Reply with every entry, repeated exactly as given.

> **Data shown**
[Start of section]

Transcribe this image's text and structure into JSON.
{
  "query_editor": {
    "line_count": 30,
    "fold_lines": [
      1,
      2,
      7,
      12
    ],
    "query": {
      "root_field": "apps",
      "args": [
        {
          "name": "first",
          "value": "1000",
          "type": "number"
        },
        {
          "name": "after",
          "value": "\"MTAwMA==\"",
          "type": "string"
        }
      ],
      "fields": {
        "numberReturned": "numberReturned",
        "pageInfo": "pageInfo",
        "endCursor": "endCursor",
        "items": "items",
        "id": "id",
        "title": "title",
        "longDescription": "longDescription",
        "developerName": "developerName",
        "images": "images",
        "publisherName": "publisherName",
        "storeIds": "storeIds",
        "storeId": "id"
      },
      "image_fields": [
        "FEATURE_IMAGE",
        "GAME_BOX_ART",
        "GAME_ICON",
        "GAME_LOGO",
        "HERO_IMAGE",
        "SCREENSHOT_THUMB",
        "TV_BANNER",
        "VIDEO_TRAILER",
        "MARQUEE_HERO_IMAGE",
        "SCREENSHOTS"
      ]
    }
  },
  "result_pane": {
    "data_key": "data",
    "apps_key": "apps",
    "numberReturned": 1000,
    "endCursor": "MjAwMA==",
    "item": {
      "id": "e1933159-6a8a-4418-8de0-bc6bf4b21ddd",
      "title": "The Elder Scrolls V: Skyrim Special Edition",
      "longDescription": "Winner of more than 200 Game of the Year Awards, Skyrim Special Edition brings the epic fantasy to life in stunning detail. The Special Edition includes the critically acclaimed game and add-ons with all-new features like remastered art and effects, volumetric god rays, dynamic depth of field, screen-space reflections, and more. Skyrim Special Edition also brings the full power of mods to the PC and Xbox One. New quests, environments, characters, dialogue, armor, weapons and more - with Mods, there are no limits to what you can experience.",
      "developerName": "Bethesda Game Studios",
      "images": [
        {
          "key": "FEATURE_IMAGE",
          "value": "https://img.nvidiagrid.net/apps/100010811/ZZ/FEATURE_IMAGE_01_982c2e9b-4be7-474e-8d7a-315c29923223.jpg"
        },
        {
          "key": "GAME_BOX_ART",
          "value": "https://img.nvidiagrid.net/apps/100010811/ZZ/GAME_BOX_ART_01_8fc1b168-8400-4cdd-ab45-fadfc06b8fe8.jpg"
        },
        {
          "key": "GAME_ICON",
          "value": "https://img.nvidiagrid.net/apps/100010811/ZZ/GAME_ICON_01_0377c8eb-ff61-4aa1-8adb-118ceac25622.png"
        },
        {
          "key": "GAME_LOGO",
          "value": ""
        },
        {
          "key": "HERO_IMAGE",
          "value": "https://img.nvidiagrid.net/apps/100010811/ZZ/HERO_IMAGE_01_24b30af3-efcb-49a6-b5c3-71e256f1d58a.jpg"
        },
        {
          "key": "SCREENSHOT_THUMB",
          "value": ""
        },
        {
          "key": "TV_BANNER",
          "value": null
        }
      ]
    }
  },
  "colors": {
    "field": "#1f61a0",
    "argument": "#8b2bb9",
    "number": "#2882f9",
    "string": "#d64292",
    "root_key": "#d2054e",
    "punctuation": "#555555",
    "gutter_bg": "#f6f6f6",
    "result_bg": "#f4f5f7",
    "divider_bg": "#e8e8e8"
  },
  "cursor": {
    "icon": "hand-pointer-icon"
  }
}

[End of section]

> **Output of the exercise**
Transcribe this image's text and structure into JSON.
{
  "query_editor": {
    "line_count": 30,
    "fold_lines": [
      1,
      2,
      7,
      12
    ],
    "query": {
      "root_field": "apps",
      "args": [
        {
          "name": "first",
          "value": "1000",
          "type": "number"
        },
        {
          "name": "after",
          "value": "\"MTAwMA==\"",
          "type": "string"
        }
      ],
      "fields": {
        "numberReturned": "numberReturned",
        "pageInfo": "pageInfo",
        "endCursor": "endCursor",
        "items": "items",
        "id": "id",
        "title": "title",
        "longDescription": "longDescription",
        "developerName": "developerName",
        "images": "images",
        "publisherName": "publisherName",
        "storeIds": "storeIds",
        "storeId": "id"
      },
      "image_fields": [
        "FEATURE_IMAGE",
        "GAME_BOX_ART",
        "GAME_ICON",
        "GAME_LOGO",
        "HERO_IMAGE",
        "SCREENSHOT_THUMB",
        "TV_BANNER",
        "VIDEO_TRAILER",
        "MARQUEE_HERO_IMAGE",
        "SCREENSHOTS"
      ]
    }
  },
  "result_pane": {
    "data_key": "data",
    "apps_key": "apps",
    "numberReturned": 1000,
    "endCursor": "MjAwMA==",
    "item": {
      "id": "e1933159-6a8a-4418-8de0-bc6bf4b21ddd",
      "title": "The Elder Scrolls V: Skyrim Special Edition",
      "longDescription": "Winner of more than 200 Game of the Year Awards, Skyrim Special Edition brings the epic fantasy to life in stunning detail. The Special Edition includes the critically acclaimed game and add-ons with all-new features like remastered art and effects, volumetric god rays, dynamic depth of field, screen-space reflections, and more. Skyrim Special Edition also brings the full power of mods to the PC and Xbox One. New quests, environments, characters, dialogue, armor, weapons and more - with Mods, there are no limits to what you can experience.",
      "developerName": "Bethesda Game Studios",
      "images": [
        {
          "key": "FEATURE_IMAGE",
          "value": "https://img.nvidiagrid.net/apps/100010811/ZZ/FEATURE_IMAGE_01_982c2e9b-4be7-474e-8d7a-315c29923223.jpg"
        },
        {
          "key": "GAME_BOX_ART",
          "value": "https://img.nvidiagrid.net/apps/100010811/ZZ/GAME_BOX_ART_01_8fc1b168-8400-4cdd-ab45-fadfc06b8fe8.jpg"
        },
        {
          "key": "GAME_ICON",
          "value": "https://img.nvidiagrid.net/apps/100010811/ZZ/GAME_ICON_01_0377c8eb-ff61-4aa1-8adb-118ceac25622.png"
        },
        {
          "key": "GAME_LOGO",
          "value": ""
        },
        {
          "key": "HERO_IMAGE",
          "value": "https://img.nvidiagrid.net/apps/100010811/ZZ/HERO_IMAGE_01_24b30af3-efcb-49a6-b5c3-71e256f1d58a.jpg"
        },
        {
          "key": "SCREENSHOT_THUMB",
          "value": ""
        },
        {
          "key": "TV_BANNER",
          "value": null
        }
      ]
    }
  },
  "colors": {
    "field": "#1f61a0",
    "argument": "#8b2bb9",
    "number": "#2882f9",
    "string": "#d64292",
    "root_key": "#d2054e",
    "punctuation": "#555555",
    "gutter_bg": "#f6f6f6",
    "result_bg": "#f4f5f7",
    "divider_bg": "#e8e8e8"
  },
  "cursor": {
    "icon": "hand-pointer-icon"
  }
}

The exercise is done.